WHAT TO PRODUCE:
In the lines below, look for "text". Copy each line where it appears.

INPUT FOR THIS TASK:
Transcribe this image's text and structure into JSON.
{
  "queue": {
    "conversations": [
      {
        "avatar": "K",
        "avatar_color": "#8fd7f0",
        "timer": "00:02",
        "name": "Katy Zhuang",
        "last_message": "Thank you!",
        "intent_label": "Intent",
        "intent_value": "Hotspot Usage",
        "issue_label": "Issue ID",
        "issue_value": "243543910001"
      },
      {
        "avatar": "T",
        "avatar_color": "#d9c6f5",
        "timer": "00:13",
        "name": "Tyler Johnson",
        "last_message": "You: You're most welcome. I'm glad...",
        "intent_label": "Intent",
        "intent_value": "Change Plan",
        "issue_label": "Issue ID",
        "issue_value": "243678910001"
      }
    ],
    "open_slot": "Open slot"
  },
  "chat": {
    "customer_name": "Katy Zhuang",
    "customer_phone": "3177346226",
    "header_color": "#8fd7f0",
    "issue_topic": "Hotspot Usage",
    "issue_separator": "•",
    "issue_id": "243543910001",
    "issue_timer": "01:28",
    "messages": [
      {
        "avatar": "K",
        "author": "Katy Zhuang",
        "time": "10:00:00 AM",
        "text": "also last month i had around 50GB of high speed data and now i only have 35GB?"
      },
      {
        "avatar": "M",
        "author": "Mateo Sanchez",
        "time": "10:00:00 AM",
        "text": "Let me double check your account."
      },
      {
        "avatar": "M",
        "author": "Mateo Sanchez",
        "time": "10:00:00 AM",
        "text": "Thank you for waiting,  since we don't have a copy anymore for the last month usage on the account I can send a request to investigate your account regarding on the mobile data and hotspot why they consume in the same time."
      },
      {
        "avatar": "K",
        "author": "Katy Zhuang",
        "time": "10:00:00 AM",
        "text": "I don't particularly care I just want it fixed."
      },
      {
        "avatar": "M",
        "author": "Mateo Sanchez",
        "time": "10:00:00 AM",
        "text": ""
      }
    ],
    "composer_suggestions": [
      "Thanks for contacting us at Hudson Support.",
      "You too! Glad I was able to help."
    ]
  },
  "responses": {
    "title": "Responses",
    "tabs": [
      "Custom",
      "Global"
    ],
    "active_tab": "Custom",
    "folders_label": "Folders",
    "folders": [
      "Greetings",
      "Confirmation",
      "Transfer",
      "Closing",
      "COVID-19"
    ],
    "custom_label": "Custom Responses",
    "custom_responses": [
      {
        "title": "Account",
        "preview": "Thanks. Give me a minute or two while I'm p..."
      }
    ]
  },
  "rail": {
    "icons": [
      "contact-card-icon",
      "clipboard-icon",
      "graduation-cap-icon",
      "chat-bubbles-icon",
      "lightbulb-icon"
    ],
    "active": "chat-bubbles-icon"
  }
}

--

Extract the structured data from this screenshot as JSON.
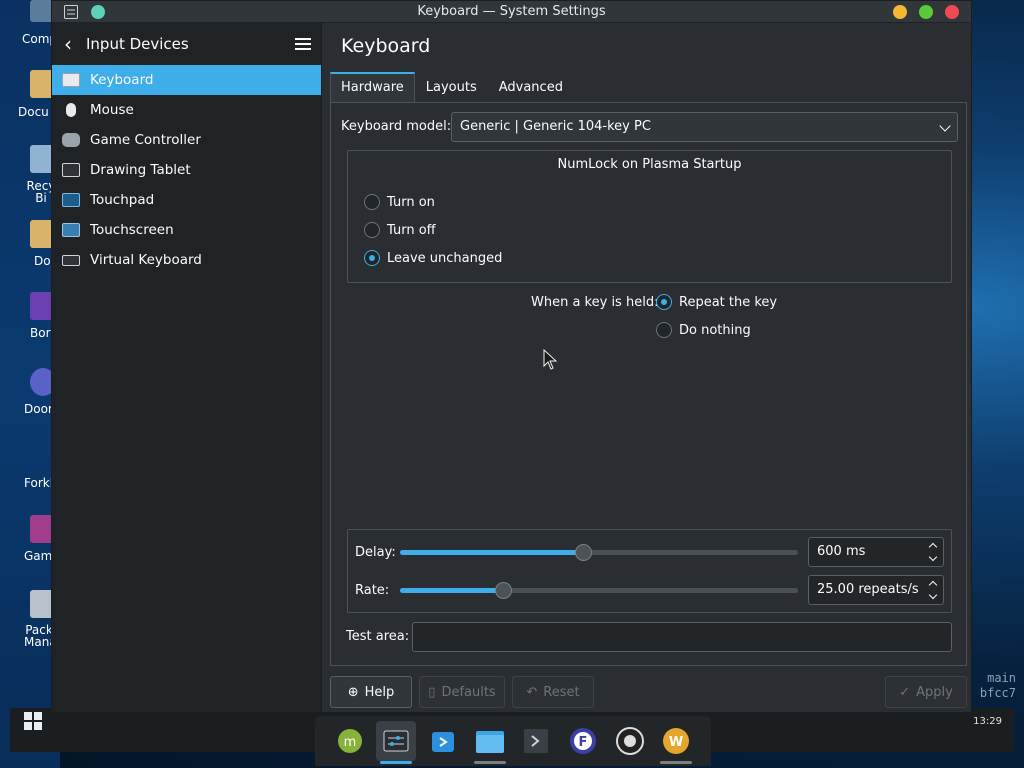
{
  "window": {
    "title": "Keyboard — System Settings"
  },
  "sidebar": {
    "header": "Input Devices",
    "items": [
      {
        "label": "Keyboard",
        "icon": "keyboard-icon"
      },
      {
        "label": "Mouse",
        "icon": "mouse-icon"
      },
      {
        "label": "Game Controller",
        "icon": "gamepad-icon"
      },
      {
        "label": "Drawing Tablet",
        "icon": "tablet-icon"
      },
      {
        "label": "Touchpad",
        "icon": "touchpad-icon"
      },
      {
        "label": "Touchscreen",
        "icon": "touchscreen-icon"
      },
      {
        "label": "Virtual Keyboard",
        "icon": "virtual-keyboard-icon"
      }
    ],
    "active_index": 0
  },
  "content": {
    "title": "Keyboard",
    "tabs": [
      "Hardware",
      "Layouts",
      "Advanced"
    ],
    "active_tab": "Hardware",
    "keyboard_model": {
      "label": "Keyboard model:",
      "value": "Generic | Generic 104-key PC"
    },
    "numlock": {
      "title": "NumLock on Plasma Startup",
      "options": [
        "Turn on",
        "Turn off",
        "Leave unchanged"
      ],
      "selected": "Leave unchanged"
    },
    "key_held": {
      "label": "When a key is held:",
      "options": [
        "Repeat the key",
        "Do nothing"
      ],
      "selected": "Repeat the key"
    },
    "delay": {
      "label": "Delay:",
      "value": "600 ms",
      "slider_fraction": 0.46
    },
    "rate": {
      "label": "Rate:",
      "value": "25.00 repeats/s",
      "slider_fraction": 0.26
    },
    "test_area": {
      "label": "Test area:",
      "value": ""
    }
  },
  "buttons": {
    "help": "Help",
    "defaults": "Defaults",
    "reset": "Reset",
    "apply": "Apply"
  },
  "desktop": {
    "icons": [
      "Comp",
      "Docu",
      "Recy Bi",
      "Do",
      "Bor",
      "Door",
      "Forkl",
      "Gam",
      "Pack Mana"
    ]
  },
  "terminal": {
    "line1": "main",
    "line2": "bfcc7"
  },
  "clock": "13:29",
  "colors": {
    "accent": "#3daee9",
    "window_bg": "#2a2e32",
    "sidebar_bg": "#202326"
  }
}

RESPONSE BOX:
Transcribe this image's text and structure into JSON.
        "text": "also last month i had around 50GB of high speed data and now i only have 35GB?"
        "text": "Let me double check your account."
        "text": "Thank you for waiting,  since we don't have a copy anymore for the last month usage on the account I can send a request to investigate your account regarding on the mobile data and hotspot why they consume in the same time."
        "text": "I don't particularly care I just want it fixed."
        "text": ""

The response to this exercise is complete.